If a line of the data below contains the string "Islam", copy it into your answer.
***** Study material
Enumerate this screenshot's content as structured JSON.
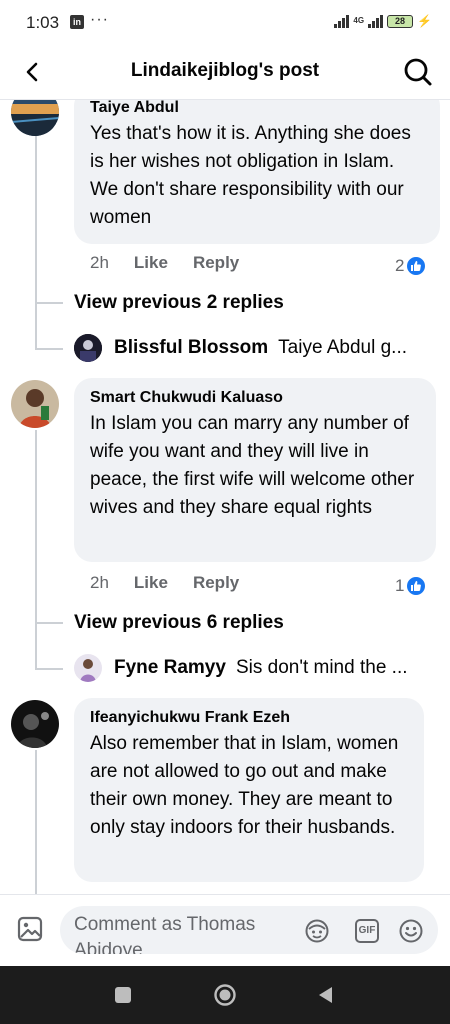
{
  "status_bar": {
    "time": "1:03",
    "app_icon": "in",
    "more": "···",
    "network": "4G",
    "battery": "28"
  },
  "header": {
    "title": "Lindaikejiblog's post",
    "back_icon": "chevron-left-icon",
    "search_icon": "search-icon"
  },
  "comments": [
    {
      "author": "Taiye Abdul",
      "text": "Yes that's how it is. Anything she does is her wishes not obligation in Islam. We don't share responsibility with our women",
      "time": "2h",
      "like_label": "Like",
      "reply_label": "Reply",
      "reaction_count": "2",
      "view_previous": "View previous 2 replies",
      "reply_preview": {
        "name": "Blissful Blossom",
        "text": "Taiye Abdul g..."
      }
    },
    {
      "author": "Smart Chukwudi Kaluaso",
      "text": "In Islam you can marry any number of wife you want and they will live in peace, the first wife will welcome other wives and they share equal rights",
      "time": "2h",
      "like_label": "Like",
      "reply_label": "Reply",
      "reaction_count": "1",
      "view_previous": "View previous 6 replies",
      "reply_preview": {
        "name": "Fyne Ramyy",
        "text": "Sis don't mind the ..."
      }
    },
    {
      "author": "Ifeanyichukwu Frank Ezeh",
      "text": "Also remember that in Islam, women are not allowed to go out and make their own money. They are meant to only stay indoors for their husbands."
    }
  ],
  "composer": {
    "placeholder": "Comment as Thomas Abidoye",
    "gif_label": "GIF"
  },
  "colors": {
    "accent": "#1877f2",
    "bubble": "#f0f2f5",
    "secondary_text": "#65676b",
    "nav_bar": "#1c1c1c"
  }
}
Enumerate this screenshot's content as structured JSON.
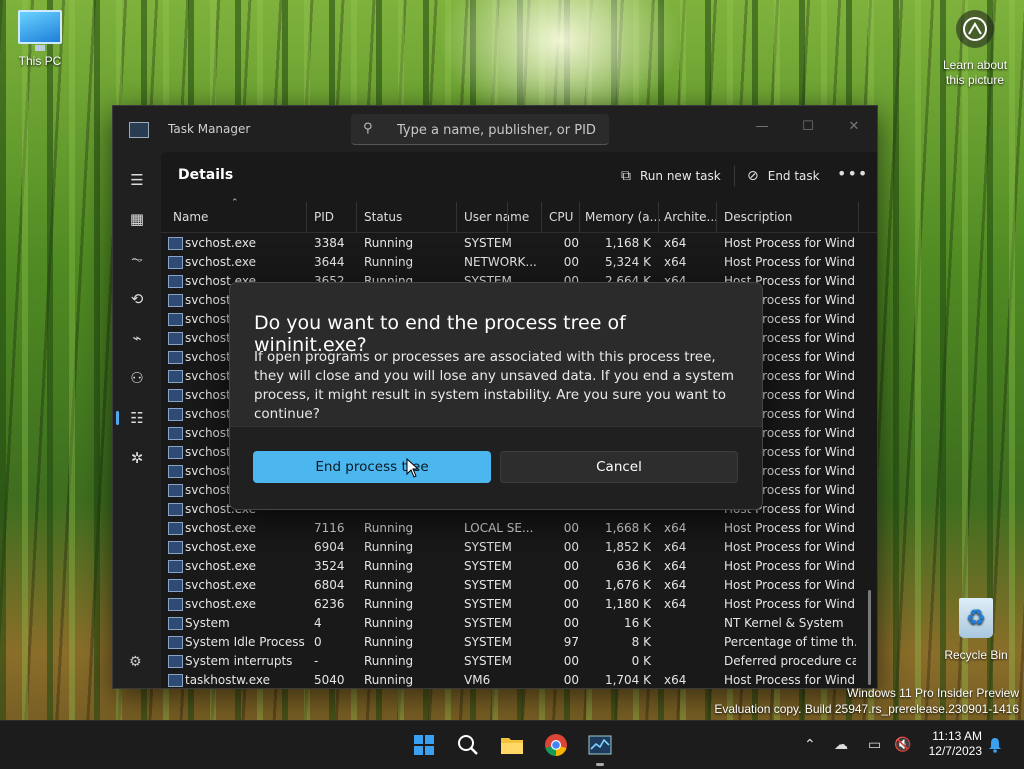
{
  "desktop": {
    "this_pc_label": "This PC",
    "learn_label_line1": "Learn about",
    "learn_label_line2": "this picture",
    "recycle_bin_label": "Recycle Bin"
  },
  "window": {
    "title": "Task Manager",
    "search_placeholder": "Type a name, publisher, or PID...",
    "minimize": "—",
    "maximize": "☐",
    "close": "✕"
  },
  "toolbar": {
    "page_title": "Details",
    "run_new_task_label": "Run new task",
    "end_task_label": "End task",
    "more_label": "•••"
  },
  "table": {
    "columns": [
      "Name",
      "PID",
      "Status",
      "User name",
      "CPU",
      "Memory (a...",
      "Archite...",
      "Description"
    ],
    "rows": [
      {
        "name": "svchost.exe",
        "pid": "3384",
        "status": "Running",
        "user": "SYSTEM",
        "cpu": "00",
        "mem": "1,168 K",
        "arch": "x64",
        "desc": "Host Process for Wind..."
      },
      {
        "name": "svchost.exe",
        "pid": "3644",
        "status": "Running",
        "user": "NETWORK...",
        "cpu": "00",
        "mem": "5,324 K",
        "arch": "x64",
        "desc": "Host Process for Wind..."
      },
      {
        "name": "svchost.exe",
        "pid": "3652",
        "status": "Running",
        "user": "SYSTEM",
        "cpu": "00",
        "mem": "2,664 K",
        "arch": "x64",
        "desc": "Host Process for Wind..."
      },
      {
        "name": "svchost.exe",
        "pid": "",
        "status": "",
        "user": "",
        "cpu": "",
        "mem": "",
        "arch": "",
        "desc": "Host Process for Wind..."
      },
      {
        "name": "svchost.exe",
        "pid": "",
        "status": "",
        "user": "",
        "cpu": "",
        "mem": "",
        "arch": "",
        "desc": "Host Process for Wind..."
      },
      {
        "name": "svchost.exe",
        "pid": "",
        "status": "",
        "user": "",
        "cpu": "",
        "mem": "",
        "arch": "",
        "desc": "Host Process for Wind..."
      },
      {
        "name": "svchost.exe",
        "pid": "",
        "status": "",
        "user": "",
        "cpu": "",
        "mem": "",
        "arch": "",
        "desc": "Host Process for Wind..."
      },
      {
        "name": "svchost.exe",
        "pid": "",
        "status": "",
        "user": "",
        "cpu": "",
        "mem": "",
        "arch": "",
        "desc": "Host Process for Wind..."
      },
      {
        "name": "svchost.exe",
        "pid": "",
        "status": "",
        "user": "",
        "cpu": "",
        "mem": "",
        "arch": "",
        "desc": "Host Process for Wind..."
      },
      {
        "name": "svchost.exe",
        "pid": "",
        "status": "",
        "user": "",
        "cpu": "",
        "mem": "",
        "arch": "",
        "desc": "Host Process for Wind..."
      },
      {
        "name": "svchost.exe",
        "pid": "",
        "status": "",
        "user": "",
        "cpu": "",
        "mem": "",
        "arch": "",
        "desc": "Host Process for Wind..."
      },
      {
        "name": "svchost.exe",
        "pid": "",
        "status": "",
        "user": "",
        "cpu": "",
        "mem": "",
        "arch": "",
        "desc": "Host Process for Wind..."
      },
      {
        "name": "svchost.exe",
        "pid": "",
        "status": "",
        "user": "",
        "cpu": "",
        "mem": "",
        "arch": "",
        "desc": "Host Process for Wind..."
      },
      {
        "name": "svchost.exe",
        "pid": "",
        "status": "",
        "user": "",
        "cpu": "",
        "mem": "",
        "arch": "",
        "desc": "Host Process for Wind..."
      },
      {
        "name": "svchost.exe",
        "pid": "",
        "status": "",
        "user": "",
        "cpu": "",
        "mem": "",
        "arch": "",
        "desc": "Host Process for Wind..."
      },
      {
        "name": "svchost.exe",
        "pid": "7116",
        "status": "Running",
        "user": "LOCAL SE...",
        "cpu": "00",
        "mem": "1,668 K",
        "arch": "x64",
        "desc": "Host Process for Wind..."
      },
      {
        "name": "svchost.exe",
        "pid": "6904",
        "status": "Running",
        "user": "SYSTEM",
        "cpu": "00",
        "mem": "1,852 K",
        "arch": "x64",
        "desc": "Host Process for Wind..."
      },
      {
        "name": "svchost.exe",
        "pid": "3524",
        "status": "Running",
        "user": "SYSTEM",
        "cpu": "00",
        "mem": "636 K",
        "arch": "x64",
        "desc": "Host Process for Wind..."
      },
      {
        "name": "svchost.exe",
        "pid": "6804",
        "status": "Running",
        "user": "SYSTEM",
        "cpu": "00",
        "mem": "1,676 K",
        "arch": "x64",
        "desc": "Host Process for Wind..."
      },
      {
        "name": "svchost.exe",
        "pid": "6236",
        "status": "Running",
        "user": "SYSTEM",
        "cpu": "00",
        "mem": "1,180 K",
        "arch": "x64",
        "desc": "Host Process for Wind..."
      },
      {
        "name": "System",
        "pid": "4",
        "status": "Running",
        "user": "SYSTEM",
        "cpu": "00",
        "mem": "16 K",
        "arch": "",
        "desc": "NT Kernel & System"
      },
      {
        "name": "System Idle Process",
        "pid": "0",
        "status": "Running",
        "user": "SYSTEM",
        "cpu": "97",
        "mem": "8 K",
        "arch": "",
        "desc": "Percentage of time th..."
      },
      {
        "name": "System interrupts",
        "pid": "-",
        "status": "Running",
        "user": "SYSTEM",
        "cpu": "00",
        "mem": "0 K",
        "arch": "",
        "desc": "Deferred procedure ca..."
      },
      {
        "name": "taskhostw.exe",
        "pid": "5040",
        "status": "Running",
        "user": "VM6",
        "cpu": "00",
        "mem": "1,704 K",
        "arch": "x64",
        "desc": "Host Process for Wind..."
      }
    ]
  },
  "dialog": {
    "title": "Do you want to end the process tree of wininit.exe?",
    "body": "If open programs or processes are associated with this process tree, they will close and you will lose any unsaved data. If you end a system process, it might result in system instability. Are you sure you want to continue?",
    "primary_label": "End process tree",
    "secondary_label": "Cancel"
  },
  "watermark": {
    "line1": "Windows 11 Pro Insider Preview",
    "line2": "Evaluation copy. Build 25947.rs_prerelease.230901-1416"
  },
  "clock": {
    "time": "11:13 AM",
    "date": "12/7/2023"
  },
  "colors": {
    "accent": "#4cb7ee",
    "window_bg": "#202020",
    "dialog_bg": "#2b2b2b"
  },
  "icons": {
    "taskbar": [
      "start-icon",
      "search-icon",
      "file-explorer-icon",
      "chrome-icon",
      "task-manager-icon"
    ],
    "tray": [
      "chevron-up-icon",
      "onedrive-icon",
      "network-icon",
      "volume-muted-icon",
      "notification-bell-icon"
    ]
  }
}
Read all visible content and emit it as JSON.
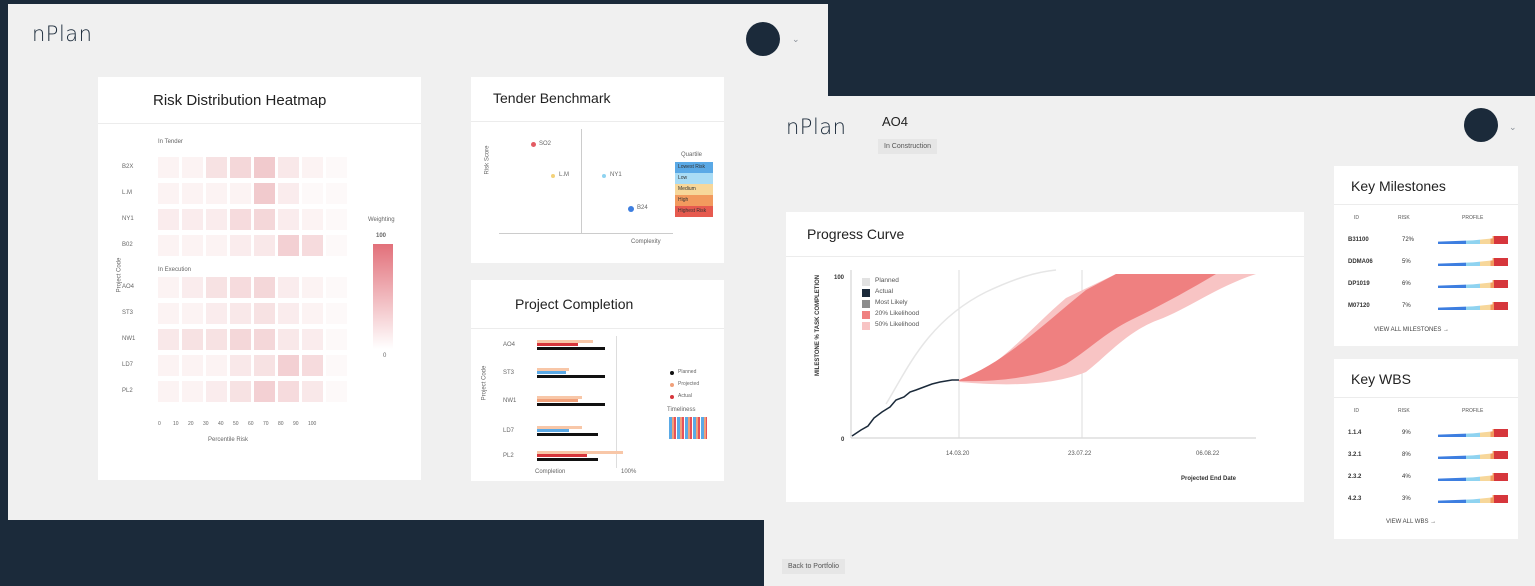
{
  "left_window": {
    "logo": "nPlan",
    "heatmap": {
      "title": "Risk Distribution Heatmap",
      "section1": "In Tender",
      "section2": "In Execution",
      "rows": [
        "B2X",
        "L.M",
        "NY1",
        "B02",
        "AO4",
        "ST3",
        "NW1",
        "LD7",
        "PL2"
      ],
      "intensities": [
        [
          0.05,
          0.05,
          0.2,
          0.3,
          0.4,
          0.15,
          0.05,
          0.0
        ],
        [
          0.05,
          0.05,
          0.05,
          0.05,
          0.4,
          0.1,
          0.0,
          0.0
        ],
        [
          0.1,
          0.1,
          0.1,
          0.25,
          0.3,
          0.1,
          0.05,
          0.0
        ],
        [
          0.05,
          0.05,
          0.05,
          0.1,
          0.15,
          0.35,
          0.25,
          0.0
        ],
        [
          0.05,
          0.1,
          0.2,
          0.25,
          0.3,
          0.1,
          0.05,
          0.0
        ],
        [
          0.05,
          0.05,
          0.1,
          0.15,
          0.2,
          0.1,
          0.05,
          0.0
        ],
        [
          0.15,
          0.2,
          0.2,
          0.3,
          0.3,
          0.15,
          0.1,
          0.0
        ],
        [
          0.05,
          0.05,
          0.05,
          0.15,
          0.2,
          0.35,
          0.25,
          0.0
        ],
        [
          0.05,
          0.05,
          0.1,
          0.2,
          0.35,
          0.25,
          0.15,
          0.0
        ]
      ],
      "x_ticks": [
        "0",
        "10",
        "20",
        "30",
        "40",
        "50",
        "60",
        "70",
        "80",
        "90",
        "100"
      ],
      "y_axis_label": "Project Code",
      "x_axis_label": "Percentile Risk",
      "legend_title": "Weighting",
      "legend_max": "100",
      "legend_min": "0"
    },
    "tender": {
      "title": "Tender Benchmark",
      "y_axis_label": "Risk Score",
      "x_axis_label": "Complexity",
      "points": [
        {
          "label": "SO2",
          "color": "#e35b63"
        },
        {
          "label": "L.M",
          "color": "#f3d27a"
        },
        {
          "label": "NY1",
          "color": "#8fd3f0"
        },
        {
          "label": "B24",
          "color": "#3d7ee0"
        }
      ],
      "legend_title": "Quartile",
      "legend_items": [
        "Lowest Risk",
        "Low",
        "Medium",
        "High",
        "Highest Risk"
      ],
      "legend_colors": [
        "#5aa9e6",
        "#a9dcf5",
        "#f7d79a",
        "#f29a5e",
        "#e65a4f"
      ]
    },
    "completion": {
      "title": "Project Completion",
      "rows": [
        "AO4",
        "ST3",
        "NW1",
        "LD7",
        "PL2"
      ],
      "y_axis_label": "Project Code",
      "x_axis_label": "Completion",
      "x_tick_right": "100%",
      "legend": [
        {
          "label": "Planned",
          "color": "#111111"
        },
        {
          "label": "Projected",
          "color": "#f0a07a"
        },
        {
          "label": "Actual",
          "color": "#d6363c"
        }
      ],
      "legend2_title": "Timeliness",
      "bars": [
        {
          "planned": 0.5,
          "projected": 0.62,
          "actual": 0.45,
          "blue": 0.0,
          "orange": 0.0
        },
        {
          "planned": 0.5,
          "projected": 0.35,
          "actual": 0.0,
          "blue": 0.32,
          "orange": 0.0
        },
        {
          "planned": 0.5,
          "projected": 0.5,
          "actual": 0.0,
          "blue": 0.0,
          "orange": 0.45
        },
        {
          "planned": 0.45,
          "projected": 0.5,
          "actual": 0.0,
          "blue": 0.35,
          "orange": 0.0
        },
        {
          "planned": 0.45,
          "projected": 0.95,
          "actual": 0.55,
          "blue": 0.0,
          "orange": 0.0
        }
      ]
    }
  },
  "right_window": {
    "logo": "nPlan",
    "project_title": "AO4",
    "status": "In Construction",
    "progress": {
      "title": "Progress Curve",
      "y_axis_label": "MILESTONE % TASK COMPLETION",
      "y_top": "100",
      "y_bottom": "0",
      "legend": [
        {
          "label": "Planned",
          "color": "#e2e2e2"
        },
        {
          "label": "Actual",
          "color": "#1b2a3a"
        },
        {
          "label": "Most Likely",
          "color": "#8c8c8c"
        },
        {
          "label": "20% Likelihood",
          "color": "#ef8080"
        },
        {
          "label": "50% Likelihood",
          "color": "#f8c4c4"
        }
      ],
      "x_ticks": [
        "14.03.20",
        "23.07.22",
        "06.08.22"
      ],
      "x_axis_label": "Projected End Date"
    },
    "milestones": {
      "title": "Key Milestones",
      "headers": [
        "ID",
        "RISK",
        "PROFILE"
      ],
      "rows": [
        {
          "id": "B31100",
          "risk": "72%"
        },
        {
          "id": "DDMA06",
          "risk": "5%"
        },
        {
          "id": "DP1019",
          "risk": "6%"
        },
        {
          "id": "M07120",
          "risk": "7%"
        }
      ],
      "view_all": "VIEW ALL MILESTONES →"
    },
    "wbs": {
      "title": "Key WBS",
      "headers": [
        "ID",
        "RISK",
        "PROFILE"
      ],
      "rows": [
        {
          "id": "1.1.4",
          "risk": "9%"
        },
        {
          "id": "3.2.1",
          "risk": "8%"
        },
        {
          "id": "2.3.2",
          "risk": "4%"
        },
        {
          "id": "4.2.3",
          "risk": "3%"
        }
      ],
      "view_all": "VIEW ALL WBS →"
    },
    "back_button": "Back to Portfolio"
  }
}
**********
» Task output
      "text": "Yes that's how it is. Anything she does is her wishes not obligation in Islam. We don't share responsibility with our women",
      "text": "In Islam you can marry any number of wife you want and they will live in peace, the first wife will welcome other wives and they share equal rights",
      "text": "Also remember that in Islam, women are not allowed to go out and make their own money. They are meant to only stay indoors for their husbands."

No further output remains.